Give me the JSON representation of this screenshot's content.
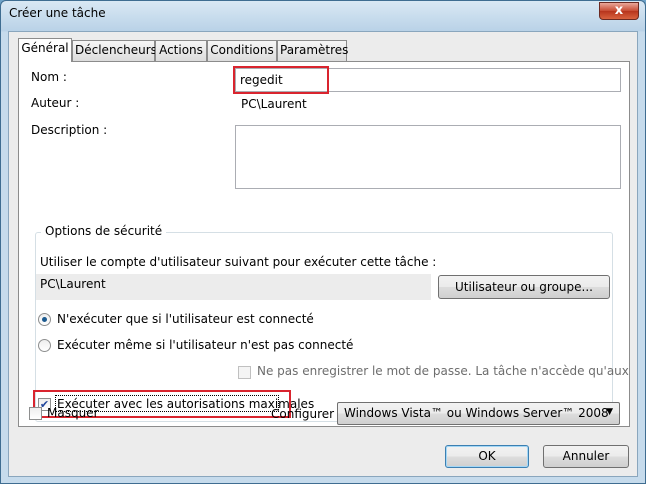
{
  "window": {
    "title": "Créer une tâche",
    "close": "x"
  },
  "tabs": [
    "Général",
    "Déclencheurs",
    "Actions",
    "Conditions",
    "Paramètres"
  ],
  "general": {
    "name_label": "Nom :",
    "name_value": "regedit",
    "author_label": "Auteur :",
    "author_value": "PC\\Laurent",
    "description_label": "Description :",
    "description_value": ""
  },
  "security": {
    "group_title": "Options de sécurité",
    "account_prompt": "Utiliser le compte d'utilisateur suivant pour exécuter cette tâche :",
    "account_value": "PC\\Laurent",
    "user_group_button": "Utilisateur ou groupe...",
    "radio_logged_on": "N'exécuter que si l'utilisateur est connecté",
    "radio_any": "Exécuter même si l'utilisateur n'est pas connecté",
    "no_store_password": "Ne pas enregistrer le mot de passe. La tâche n'accède qu'aux",
    "highest_privileges": "Exécuter avec les autorisations maximales"
  },
  "bottom": {
    "hide_label": "Masquer",
    "configure_label": "Configurer",
    "configure_value": "Windows Vista™ ou Windows Server™ 2008",
    "ok_button": "OK",
    "cancel_button": "Annuler"
  },
  "colors": {
    "highlight": "#d9242e",
    "accent": "#1c5a8f"
  }
}
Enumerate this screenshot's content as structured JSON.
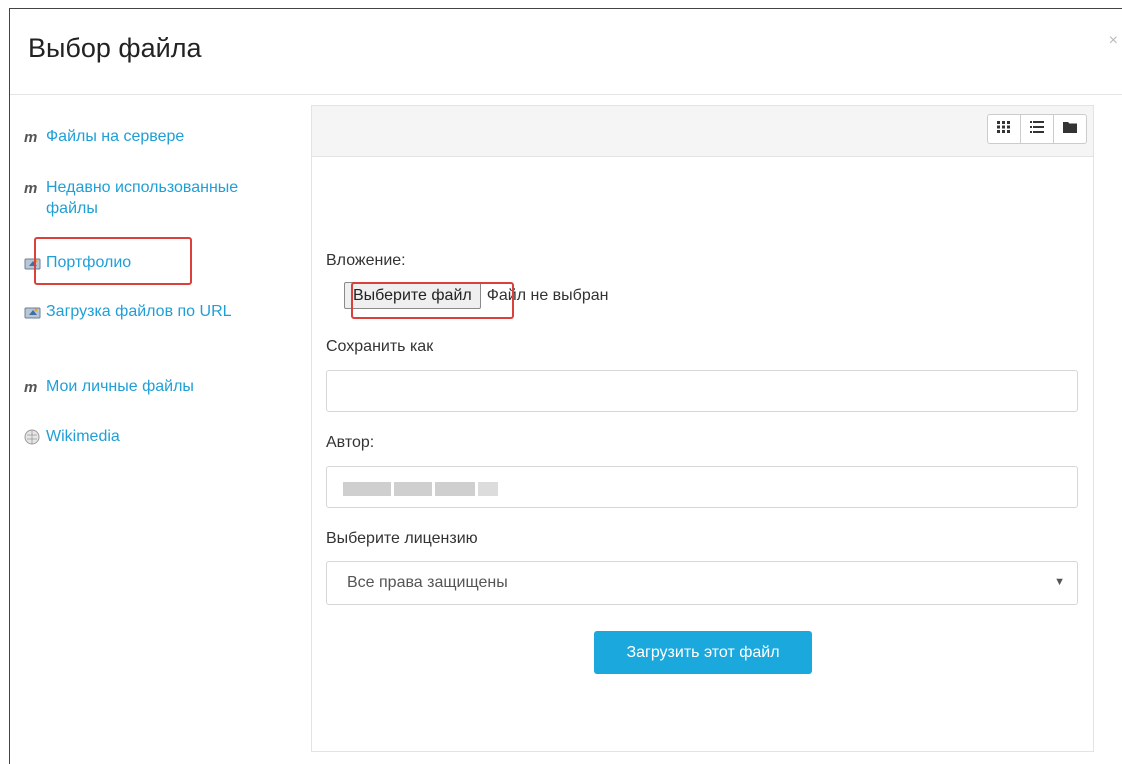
{
  "dialog": {
    "title": "Выбор файла",
    "close_label": "×"
  },
  "sidebar": {
    "items": [
      {
        "label": "Файлы на сервере",
        "icon": "moodle-icon"
      },
      {
        "label": "Недавно использованные файлы",
        "icon": "moodle-icon"
      },
      {
        "label": "Портфолио",
        "icon": "portfolio-icon"
      },
      {
        "label": "Загрузка файлов по URL",
        "icon": "url-download-icon"
      },
      {
        "label": "Мои личные файлы",
        "icon": "moodle-icon"
      },
      {
        "label": "Wikimedia",
        "icon": "wikimedia-icon"
      }
    ]
  },
  "toolbar": {
    "view_buttons": [
      "grid-view-icon",
      "list-view-icon",
      "folder-view-icon"
    ]
  },
  "form": {
    "attachment_label": "Вложение:",
    "choose_file_button": "Выберите файл",
    "file_status": "Файл не выбран",
    "save_as_label": "Сохранить как",
    "save_as_value": "",
    "author_label": "Автор:",
    "license_label": "Выберите лицензию",
    "license_value": "Все права защищены",
    "upload_button": "Загрузить этот файл"
  },
  "colors": {
    "link": "#1f9fd6",
    "upload_button": "#1ba8dd",
    "highlight": "#d9413a"
  }
}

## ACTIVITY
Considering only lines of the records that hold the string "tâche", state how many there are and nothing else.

## ANSWER FOR THIS EXERCISE
3